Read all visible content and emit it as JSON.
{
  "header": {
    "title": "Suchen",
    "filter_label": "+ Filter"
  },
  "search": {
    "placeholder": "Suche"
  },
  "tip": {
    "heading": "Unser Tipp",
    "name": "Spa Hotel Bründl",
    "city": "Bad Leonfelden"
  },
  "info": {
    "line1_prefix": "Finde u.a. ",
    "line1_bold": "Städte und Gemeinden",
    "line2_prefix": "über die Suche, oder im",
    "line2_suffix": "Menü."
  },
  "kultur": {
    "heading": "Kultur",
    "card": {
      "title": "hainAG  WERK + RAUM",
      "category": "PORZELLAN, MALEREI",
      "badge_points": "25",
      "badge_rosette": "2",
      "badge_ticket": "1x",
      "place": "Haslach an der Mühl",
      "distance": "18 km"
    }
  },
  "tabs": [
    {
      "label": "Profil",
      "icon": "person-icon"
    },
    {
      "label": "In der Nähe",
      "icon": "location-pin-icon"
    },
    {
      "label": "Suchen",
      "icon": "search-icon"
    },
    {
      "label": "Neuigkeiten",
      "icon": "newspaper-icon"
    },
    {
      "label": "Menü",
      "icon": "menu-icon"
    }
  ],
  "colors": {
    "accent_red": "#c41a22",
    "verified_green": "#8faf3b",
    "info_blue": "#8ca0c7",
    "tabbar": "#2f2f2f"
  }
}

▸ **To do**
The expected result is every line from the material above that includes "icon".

▸ **Task result**
      "icon": "person-icon"
      "icon": "location-pin-icon"
      "icon": "search-icon"
      "icon": "newspaper-icon"
      "icon": "menu-icon"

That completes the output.